The September devaluation was so parabolic that the Japanese Ministry of Finance was forced to intervene in the market after the currency shrunk approximately 7 yen in only five days.
The government and the Bank of Japan blew $20 billion USD to repurchase its own currency on Sept. 22 after USDJPY hit 145.901, causing a flash crash back to 140.715 in less than 45 minutes.
However, the expensive reprieve was nothing more than a momentary vacation as the yen traded back to 144.904 just three days later.
Bloomberg stated that the gamble accounted for a massive 19 percent of Japan’s 2022 foreign reserve drawdown.
Axel Merk, Chief Investment Officer of Merk Investments, warned Bloomberg readers somberly, “This is all part of the catalog of symptoms of the canary in the coal mine…Cracks are showing up. And those red flags will come at an increasing pace.”
But the situation may not be as dire as headlines make it out to be, Bloomberg notes as it points to the key caveat, “Foreign reserves in India are still 49% higher than 2017 levels.”
But adds that those levels are still only “enough to pay for nine months of imports.”
For less privileged countries, such as Pakistan, “After declining 42% this year, Pakistan’s $14 billion of reserves aren’t enough to cover three months of imports.”
These points are highly significant, as the case of Sri Lanka shows.
The island nation, which sits off the Southern coast of India and is home to 22 million people, fell into chaos earlier this year when its foreign reserves were completely depleted, leaving the nation unable to purchase oil or other supplies, which generally require the U.S. petrodollar.
Sri Lanka primarily only exports tea to Russia and relied on tourism and sending workers abroad to mine currency to send back home, areas hardest hit by the Ukraine war and global lockdown measures from the Coronavirus Disease 2019 (COVID-19) pseudo-pandemic.
The situation became so strained that after the government banned the sale of gasoline and liquified petroleum gas — a version of propane citizens rely on to cook and heat their homes with — to the public, rationing it for public services, rioters raided the Presidential Palace and burned the President’s home to the ground in July.
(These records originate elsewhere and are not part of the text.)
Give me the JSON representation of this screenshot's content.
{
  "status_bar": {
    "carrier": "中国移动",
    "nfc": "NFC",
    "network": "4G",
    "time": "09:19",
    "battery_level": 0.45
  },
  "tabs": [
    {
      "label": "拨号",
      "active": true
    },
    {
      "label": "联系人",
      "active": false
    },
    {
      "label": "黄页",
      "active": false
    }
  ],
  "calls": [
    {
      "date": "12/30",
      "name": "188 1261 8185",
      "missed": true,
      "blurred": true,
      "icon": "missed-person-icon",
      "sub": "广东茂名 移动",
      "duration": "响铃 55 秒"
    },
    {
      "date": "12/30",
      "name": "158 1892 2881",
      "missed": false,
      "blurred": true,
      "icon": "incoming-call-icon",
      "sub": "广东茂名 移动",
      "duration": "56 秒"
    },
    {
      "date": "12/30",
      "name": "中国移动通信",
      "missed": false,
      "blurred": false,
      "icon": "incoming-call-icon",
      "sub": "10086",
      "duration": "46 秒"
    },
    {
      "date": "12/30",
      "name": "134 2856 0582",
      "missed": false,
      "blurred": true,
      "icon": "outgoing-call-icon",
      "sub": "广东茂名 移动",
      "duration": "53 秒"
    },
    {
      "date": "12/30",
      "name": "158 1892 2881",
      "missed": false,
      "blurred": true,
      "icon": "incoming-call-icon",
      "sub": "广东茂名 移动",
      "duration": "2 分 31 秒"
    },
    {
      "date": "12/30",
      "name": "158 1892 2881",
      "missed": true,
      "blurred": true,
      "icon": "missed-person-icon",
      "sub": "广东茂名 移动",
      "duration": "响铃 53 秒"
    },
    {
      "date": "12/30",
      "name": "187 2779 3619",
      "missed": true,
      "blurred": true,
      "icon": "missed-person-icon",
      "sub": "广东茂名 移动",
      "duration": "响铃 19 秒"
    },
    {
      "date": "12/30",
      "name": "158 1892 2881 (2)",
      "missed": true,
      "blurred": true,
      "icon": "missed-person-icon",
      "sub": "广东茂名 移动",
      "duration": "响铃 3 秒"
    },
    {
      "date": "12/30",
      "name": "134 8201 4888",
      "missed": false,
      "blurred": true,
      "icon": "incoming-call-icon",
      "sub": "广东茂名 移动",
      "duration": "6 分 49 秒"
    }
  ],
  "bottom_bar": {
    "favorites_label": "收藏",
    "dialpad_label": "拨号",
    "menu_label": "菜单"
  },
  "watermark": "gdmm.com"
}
The aftermath of the economic and political instability led to the mass deployment of a social credit QR code system under the pretext of fuel rationing.